Secretary of Health and Human Services nominee Xavier BecerraXavier BecerraButtigieg has high name recognition, favorability rating in Biden Cabinet: survey Overnight Health Care — Presented by Emergent Biosolutions — Boosters for all The Hill's Morning Report - Presented by ExxonMobil - House to vote on Biden social spending bill after McCarthy delay MORE told Sen. Elizabeth WarrenElizabeth WarrenBiden eyes new path for Fed despite Powell pick Equilibrium/Sustainability — Presented by Southern Company — Storms a growing danger for East Coast Senate Democrats call on Biden to push for COVID-19 vaccine patent waivers at WTO MORE (D-Mass.) that if confirmed he would conduct a “thorough review” of potential administration actions to lower drug prices, in response to a question about using a major executive power on the issue.
Warren asked Becerra in a written question known as a “question for the record” about taking a drastic action, which does not require Congress, to break the patent on a drug and allow other companies to make it at a lower price.
“If I am fortunate to be confirmed, we will conduct a thorough review to identify and analyze the tools at our disposal to reduce the price of drugs and make treatments more affordable for the American people,” Becerra wrote in response, according to a document compiling the questions for the record obtained by The Hill.
“President BidenJoe BidenUS lawmakers arrive in Taiwan to meet with local officials Biden meets with Coast Guard on Thanksgiving Five reasons for Biden, GOP to be thankful this season MORE has been clear that reducing costs is a top priority for this Administration,” he wrote.
The answer is noncommittal, but it notably does not rule out using the authority. Republicans and the pharmaceutical industry are closely watching Becerra’s answers on the topic, given that he has previously supported using the power.
The power in question is known as “march-in rights,” and could allow the government to break a patent in a bid to lower the price of a drug under authority granted by a 1980 law called the Bayh-Dole Act.
Progressives have been pushing for the power to be used for years, but even the Obama administration rejected the idea in 2016, arguing that the power is intended to address supply shortages of a drug, not high prices.
Becerra, though, has been an advocate for using the power, as recently as August, when, as California attorney general, he joined with Republican Louisiana Attorney General Jeff Landry to write a letter calling on the Trump administration to use the power to lower the price of the COVID-19 treatment remdesivir.

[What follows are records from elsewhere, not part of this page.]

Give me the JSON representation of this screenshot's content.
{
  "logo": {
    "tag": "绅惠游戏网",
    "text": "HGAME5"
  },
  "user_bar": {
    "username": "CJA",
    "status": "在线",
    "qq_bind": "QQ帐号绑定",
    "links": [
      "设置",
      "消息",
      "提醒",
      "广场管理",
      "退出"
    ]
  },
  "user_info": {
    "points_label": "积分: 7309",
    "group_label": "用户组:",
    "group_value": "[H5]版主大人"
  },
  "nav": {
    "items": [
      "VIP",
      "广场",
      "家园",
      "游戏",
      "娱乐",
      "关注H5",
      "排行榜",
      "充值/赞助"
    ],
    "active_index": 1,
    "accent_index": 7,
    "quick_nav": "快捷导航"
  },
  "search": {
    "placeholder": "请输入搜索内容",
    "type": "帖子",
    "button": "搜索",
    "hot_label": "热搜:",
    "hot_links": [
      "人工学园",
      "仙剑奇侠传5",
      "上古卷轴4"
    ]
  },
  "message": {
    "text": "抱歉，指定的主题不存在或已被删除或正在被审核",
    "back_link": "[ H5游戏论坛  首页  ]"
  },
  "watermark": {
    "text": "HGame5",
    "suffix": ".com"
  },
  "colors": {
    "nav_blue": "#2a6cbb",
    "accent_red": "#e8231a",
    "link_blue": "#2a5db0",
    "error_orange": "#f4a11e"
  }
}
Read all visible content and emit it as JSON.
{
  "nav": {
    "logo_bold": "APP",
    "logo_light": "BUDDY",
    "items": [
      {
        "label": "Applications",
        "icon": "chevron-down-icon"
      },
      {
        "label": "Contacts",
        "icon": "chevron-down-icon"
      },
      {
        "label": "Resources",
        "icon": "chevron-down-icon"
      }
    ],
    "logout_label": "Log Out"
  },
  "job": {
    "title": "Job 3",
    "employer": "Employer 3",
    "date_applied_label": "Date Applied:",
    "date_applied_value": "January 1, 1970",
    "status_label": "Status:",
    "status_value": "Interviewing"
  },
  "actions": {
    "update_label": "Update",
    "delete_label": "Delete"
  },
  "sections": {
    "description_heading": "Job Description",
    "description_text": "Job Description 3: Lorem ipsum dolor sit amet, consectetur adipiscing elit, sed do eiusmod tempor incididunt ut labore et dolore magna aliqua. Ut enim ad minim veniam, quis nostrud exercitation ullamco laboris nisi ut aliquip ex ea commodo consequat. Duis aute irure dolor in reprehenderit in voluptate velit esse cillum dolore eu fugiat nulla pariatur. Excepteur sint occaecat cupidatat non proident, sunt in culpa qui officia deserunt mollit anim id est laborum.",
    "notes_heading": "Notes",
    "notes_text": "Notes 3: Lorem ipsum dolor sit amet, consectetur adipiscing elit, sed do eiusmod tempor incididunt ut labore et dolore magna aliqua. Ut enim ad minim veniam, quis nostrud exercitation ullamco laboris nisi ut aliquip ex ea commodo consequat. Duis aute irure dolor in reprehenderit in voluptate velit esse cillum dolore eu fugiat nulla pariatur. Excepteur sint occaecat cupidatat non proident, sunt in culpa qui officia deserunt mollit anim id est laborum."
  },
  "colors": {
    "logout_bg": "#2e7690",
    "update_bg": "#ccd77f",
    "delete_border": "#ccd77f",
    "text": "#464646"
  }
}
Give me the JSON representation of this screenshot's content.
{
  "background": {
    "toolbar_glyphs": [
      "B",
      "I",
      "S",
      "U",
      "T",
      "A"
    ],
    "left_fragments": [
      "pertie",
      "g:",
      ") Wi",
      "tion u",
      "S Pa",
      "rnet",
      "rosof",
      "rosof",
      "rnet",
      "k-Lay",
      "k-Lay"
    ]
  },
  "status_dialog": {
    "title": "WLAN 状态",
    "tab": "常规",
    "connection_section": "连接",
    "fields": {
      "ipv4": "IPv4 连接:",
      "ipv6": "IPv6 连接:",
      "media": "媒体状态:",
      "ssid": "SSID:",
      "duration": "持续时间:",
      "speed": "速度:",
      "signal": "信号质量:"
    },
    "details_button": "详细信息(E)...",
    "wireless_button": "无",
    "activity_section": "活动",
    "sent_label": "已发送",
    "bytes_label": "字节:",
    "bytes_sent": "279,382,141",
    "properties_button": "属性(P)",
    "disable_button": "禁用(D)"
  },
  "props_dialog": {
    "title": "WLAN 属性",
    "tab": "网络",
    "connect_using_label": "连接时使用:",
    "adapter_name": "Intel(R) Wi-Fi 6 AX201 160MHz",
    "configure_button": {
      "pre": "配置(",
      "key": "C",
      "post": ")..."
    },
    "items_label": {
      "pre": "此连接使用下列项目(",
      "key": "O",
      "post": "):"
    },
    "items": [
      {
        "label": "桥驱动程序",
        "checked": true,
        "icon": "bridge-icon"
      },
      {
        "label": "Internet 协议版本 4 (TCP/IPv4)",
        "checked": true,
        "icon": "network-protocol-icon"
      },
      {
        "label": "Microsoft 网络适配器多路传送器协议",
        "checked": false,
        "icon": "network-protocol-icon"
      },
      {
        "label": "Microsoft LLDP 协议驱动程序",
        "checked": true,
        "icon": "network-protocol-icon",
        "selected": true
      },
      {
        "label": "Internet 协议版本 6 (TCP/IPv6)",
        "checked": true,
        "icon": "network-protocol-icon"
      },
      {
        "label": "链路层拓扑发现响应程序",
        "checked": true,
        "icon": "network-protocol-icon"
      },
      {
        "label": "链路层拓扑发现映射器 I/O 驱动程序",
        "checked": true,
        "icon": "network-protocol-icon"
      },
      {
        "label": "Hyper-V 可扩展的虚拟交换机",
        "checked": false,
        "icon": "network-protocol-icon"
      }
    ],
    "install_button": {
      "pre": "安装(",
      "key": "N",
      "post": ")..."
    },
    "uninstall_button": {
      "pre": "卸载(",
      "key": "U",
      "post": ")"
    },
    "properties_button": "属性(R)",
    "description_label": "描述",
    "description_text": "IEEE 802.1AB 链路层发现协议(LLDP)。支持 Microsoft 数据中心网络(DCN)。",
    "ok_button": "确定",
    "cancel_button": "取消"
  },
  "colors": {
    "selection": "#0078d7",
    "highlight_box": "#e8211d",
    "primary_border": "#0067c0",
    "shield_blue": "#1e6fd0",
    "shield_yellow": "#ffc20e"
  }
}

Becerra defended that letter during his confirmation hearing last week under questioning from Sen. Pat ToomeyPatrick (Pat) Joseph ToomeyBlack women look to build upon gains in coming elections Watch live: GOP senators present new infrastructure proposal Sasse rebuked by Nebraska Republican Party over impeachment vote MORE (R-Pa.).
“We were seeing our folks die and we knew that there was a drug that could keep them alive,” Becerra said. He did not address whether he would support using the power if confirmed as secretary of Health and Human Services.
Becerra has been a lightning rod for GOP attacks on a range of issues, including abortion and his support for "Medicare for All." He faces a vote in the Finance Committee on Wednesday.
Toomey asked further questions of Becerra about the drug pricing move in his written questions after the hearing, to which Becerra was noncommittal.
Bill Jaffee, a Toomey spokesman, called Becerra’s answers “inadequate.”
“Mr. Becerra is a lawyer, so it is not unreasonable to expect him to provide his legal justification for an unprecedented action to confiscate a private company’s right to its product in the midst of a global pandemic,” Jaffee said. “Leveraging march-in rights, in the way he was proposing, would have a chilling effect on all innovators and contradicts the original intent of federal law.”
In a separate written question, Becerra was also asked if he would continue a Trump administration proposal to lower the price of some drugs in Medicare by tying the prices to those in other countries, a controversial move that drew criticism from many Republicans who worried it is a “price control.”
Becerra again said he would conduct a “thorough review.”